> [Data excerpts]
=======
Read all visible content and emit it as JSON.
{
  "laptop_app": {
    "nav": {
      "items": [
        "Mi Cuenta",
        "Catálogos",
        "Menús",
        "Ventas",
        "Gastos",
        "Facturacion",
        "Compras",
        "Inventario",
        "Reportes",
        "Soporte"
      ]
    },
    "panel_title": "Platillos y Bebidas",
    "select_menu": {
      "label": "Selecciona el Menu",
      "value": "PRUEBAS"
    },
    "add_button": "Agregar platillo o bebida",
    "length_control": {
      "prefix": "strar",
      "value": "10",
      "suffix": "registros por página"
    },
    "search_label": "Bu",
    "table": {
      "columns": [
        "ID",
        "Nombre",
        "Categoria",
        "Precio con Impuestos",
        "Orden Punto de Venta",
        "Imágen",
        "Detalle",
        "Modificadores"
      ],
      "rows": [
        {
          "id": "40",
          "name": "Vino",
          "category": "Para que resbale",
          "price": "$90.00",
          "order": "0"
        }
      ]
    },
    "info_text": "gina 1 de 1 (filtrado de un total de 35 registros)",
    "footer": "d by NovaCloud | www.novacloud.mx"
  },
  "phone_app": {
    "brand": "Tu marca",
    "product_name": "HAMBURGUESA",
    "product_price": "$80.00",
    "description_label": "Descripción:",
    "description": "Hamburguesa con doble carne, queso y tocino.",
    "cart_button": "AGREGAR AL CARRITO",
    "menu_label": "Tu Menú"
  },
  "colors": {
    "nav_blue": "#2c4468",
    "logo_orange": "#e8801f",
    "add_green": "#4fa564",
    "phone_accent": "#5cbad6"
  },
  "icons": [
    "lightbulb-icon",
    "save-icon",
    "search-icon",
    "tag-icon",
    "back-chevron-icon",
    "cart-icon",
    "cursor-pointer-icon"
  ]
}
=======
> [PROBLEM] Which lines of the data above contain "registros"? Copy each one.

> [OUTPUT BELOW]
      "suffix": "registros por página"
    "info_text": "gina 1 de 1 (filtrado de un total de 35 registros)",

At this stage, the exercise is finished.